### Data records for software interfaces

════════

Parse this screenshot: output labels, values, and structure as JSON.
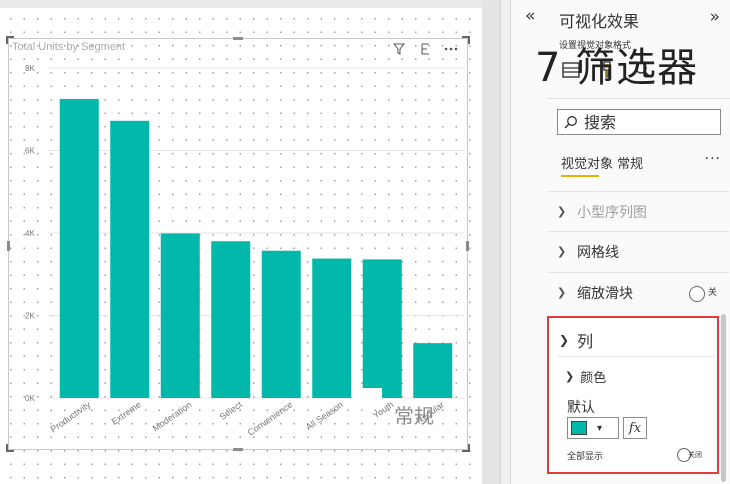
{
  "canvas": {
    "chart_title": "Total Units by Segment",
    "general_overlay": "常规"
  },
  "pane": {
    "title": "可视化效果",
    "subtitle": "设置视觉对象格式",
    "filter_overlay": "7 筛选器",
    "search_placeholder": "搜索",
    "tab_label": "视觉对象 常规",
    "more_label": "···",
    "sections": {
      "small_multiples": "小型序列图",
      "gridlines": "网格线",
      "zoom_slider": "缩放滑块",
      "zoom_toggle_label": "关"
    },
    "column_section": {
      "title": "列",
      "color": {
        "title": "颜色",
        "default_label": "默认",
        "swatch_color": "#01B8AA",
        "fx_label": "fx",
        "show_all_label": "全部显示",
        "show_all_toggle_label": "关闭"
      }
    }
  },
  "chart_data": {
    "type": "bar",
    "title": "Total Units by Segment",
    "categories": [
      "Productivity",
      "Extreme",
      "Moderation",
      "Select",
      "Convenience",
      "All Season",
      "Youth",
      "Regular"
    ],
    "values": [
      7250,
      6720,
      3990,
      3800,
      3570,
      3380,
      3360,
      1330
    ],
    "yticks": [
      {
        "value": 0,
        "label": "0K"
      },
      {
        "value": 2000,
        "label": "2K"
      },
      {
        "value": 4000,
        "label": "4K"
      },
      {
        "value": 6000,
        "label": "6K"
      },
      {
        "value": 8000,
        "label": "8K"
      }
    ],
    "ylim": [
      0,
      8000
    ],
    "bar_color": "#01B8AA",
    "grid": true
  }
}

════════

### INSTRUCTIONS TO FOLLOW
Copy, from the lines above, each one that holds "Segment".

### SOLUTION
    "chart_title": "Total Units by Segment",
    "title": "Total Units by Segment",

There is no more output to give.